Input for this task Block Start

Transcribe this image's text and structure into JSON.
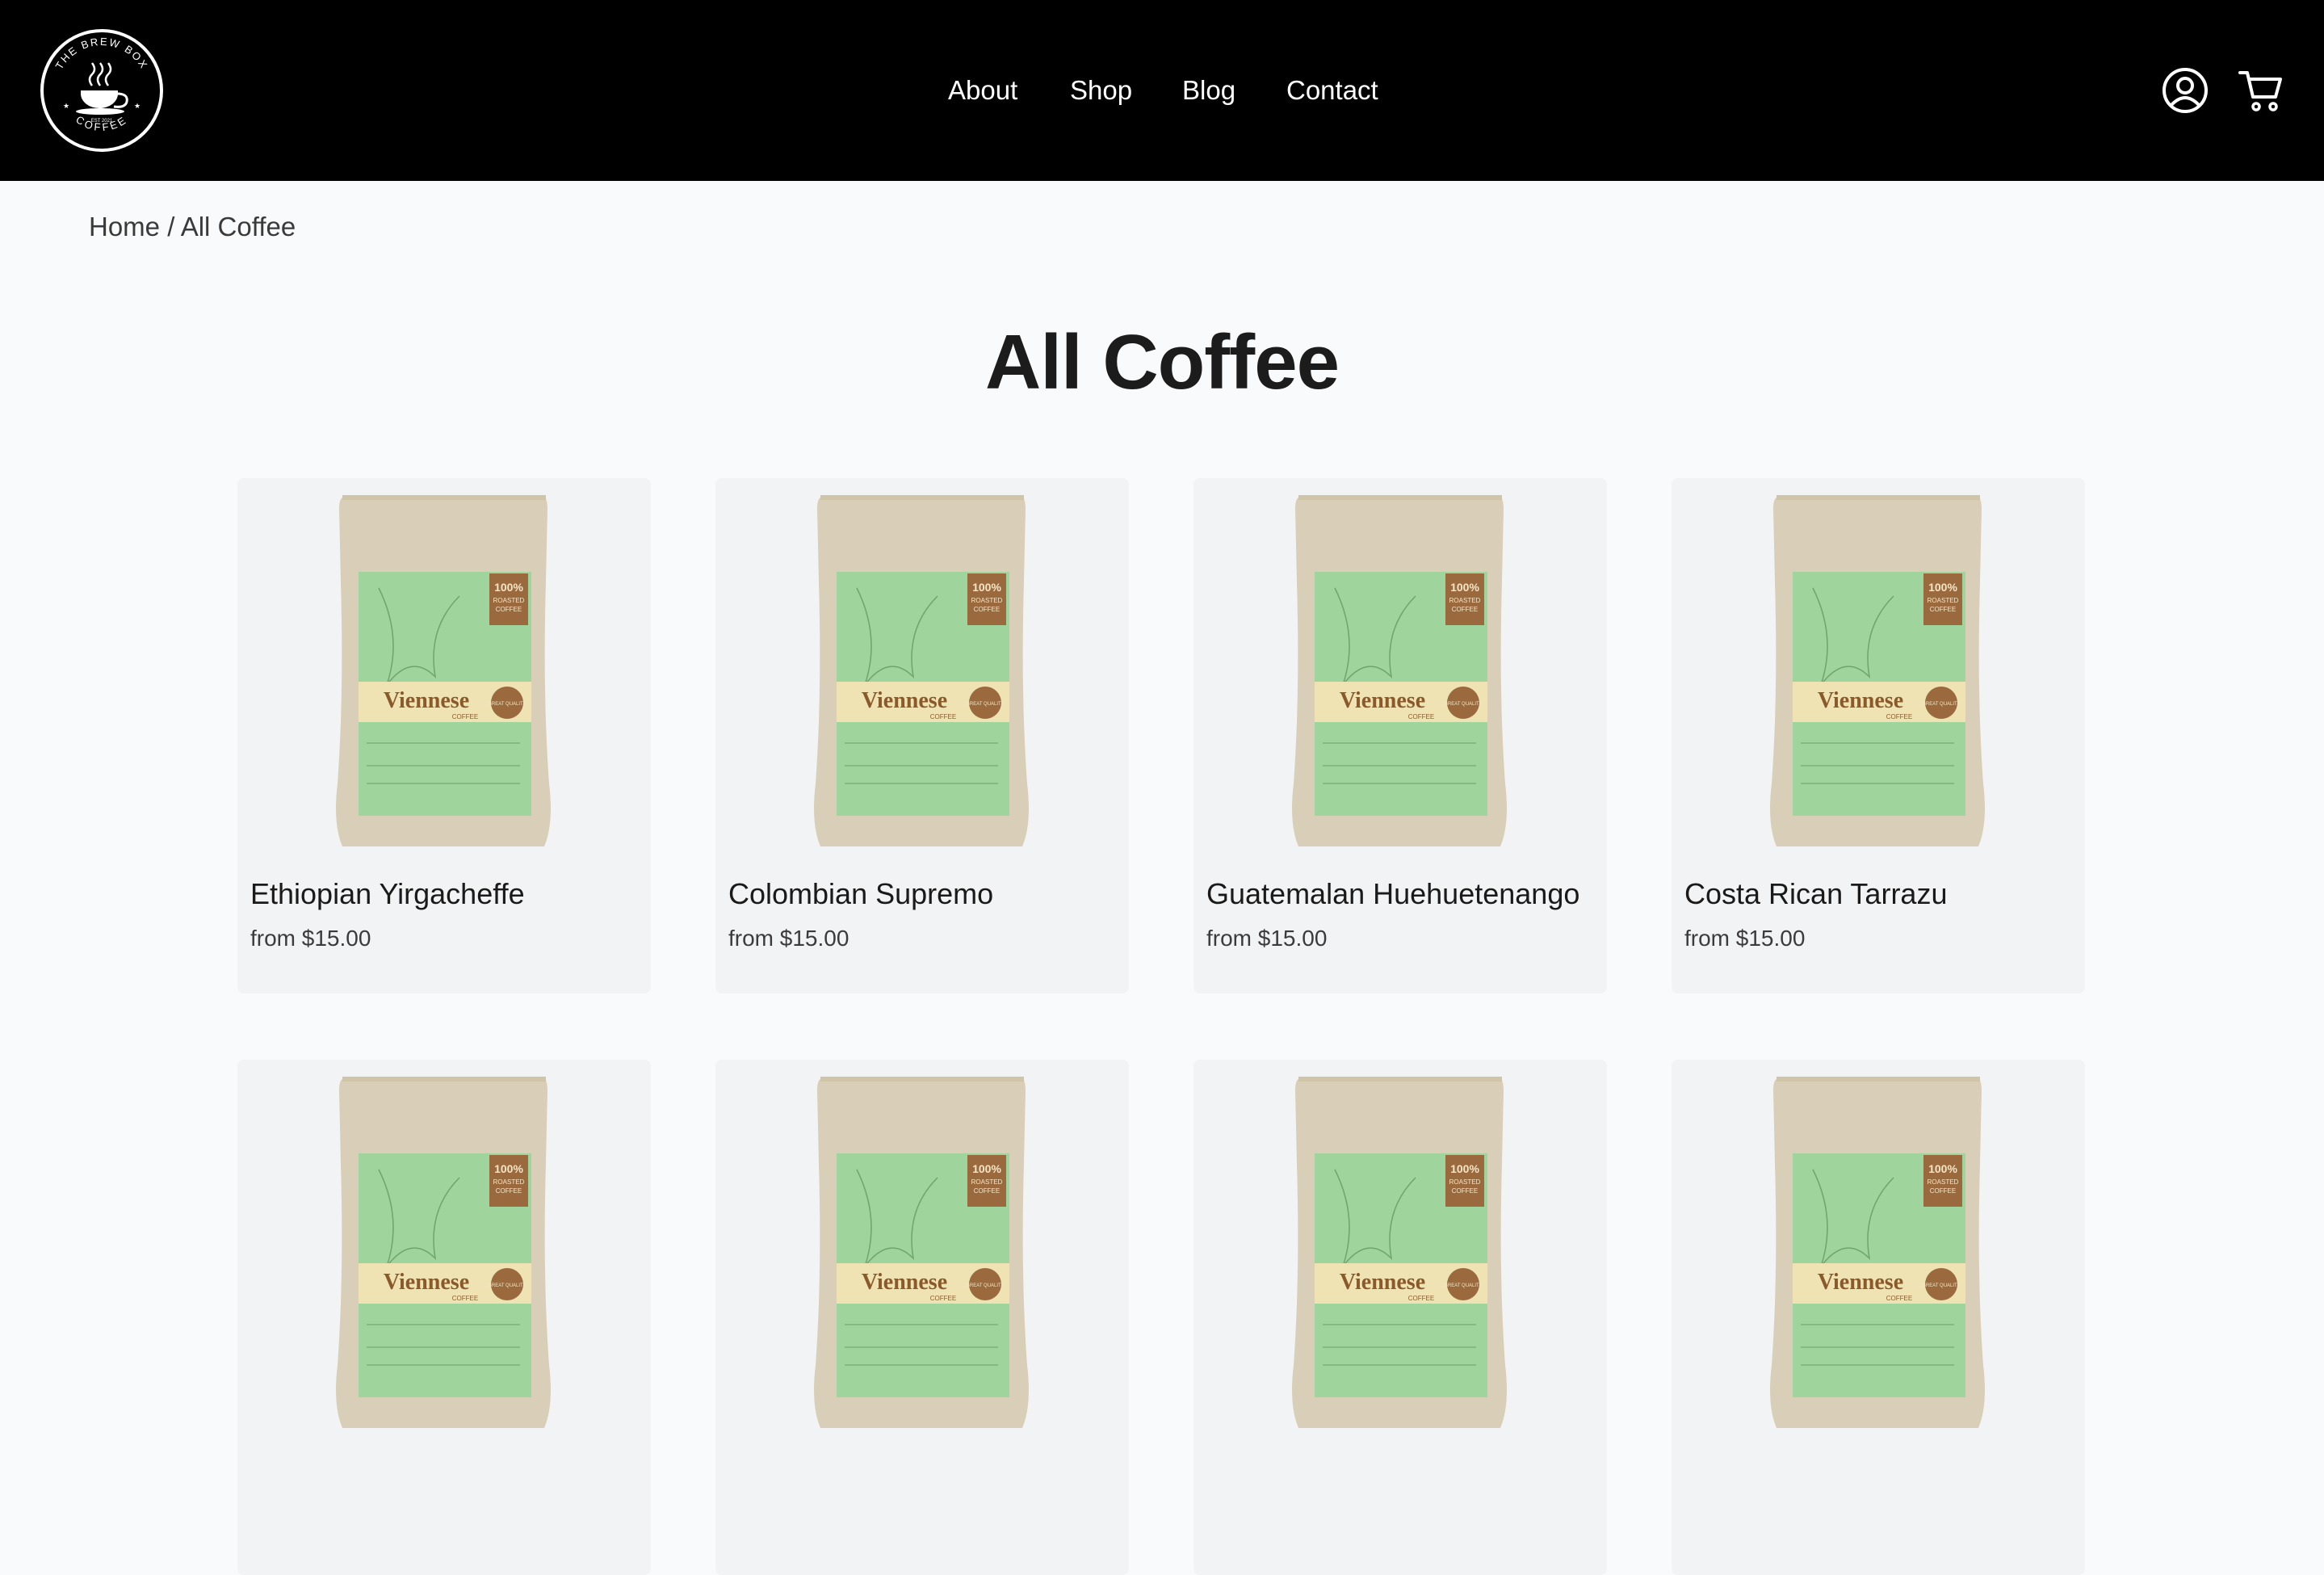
{
  "brand": {
    "logo_text_top": "THE BREW BOX",
    "logo_text_bottom": "COFFEE",
    "logo_est": "EST 2021"
  },
  "nav": [
    {
      "label": "About"
    },
    {
      "label": "Shop"
    },
    {
      "label": "Blog"
    },
    {
      "label": "Contact"
    }
  ],
  "header_icons": [
    "account-icon",
    "cart-icon"
  ],
  "breadcrumb": {
    "home": "Home",
    "separator": " / ",
    "current": "All Coffee"
  },
  "page_title": "All Coffee",
  "package_label": {
    "badge": "100%",
    "badge_sub1": "ROASTED",
    "badge_sub2": "COFFEE",
    "brand": "Viennese",
    "brand_sub": "COFFEE",
    "seal": "GREAT QUALITY"
  },
  "products": [
    {
      "name": "Ethiopian Yirgacheffe",
      "price": "from $15.00"
    },
    {
      "name": "Colombian Supremo",
      "price": "from $15.00"
    },
    {
      "name": "Guatemalan Huehuetenango",
      "price": "from $15.00"
    },
    {
      "name": "Costa Rican Tarrazu",
      "price": "from $15.00"
    },
    {
      "name": "",
      "price": ""
    },
    {
      "name": "",
      "price": ""
    },
    {
      "name": "",
      "price": ""
    },
    {
      "name": "",
      "price": ""
    }
  ],
  "colors": {
    "header_bg": "#000000",
    "page_bg": "#f9fafb",
    "card_bg": "#f2f3f5",
    "bag_kraft": "#d8cdb5",
    "bag_label": "#9ed49c",
    "badge_brown": "#9a6a3e"
  }
}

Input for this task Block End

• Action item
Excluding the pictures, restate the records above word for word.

• Written solution
Transcribe this image's text and structure into JSON.
{
  "brand": {
    "logo_text_top": "THE BREW BOX",
    "logo_text_bottom": "COFFEE",
    "logo_est": "EST 2021"
  },
  "nav": [
    {
      "label": "About"
    },
    {
      "label": "Shop"
    },
    {
      "label": "Blog"
    },
    {
      "label": "Contact"
    }
  ],
  "header_icons": [
    "account-icon",
    "cart-icon"
  ],
  "breadcrumb": {
    "home": "Home",
    "separator": " / ",
    "current": "All Coffee"
  },
  "page_title": "All Coffee",
  "package_label": {
    "badge": "100%",
    "badge_sub1": "ROASTED",
    "badge_sub2": "COFFEE",
    "brand": "Viennese",
    "brand_sub": "COFFEE",
    "seal": "GREAT QUALITY"
  },
  "products": [
    {
      "name": "Ethiopian Yirgacheffe",
      "price": "from $15.00"
    },
    {
      "name": "Colombian Supremo",
      "price": "from $15.00"
    },
    {
      "name": "Guatemalan Huehuetenango",
      "price": "from $15.00"
    },
    {
      "name": "Costa Rican Tarrazu",
      "price": "from $15.00"
    },
    {
      "name": "",
      "price": ""
    },
    {
      "name": "",
      "price": ""
    },
    {
      "name": "",
      "price": ""
    },
    {
      "name": "",
      "price": ""
    }
  ],
  "colors": {
    "header_bg": "#000000",
    "page_bg": "#f9fafb",
    "card_bg": "#f2f3f5",
    "bag_kraft": "#d8cdb5",
    "bag_label": "#9ed49c",
    "badge_brown": "#9a6a3e"
  }
}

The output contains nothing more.